Buy-side firms are somewhat divided on how much of their trading they want automated, according to a survey conducted by software developer MathWorks.
In interviews with 43 participants from the buy side, sell side, and academia, MathWorks said it found that 46 percent of buy-side firms are looking to boost their automated trading in the next 12 months. But 31 percent of the buy-side firms surveyed are looking to do the opposite, and decrease their use of automated trading over the next year in favor of alternatives, according to the survey, whose respondents had an average of $483.2 billion in assets under management.
"Automated trading is a topic of ongoing debate, with nervousness around potential repeats of the 2012 flash crash and recent market-impacting bad trades," said Steve Wilcockson, an industry manager at MathWorks.
"The buy side is leaning towards bespoke, human-driven alternative trading models. A significant conclusion of our research is that the buy and sell side agree that more robust and faster implementation of trading – and risk – models is key to better market performance."
Overall, 59 percent of all financial institutions are looking to boost their level of automated trading during that period, with 67 percent of the sell side taking that view, MathWorks said.

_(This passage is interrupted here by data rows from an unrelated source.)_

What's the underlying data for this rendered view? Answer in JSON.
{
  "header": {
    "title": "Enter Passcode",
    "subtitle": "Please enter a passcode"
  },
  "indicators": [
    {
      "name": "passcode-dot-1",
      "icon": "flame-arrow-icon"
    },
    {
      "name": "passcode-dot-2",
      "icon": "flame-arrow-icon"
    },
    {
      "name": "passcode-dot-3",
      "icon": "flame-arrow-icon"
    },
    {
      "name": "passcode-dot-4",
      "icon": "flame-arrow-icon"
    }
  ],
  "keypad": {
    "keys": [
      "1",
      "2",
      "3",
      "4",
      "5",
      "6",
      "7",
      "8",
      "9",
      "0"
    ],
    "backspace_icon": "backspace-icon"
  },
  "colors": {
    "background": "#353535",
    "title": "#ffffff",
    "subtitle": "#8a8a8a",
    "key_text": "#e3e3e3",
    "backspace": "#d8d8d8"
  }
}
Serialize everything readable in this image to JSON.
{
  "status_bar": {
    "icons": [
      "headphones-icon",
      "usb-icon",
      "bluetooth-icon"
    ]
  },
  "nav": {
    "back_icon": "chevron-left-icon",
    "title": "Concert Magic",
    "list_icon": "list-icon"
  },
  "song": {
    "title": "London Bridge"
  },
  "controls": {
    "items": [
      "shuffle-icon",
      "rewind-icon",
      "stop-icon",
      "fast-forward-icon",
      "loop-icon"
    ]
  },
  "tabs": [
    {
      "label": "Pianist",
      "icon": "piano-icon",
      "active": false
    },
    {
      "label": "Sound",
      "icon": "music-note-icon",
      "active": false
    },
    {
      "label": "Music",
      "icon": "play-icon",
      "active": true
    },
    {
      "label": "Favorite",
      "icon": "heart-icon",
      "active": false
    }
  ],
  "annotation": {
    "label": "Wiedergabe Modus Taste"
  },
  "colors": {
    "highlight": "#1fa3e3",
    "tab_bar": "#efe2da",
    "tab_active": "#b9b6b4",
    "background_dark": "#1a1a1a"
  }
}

A full report on the findings will be published in November, the firm added.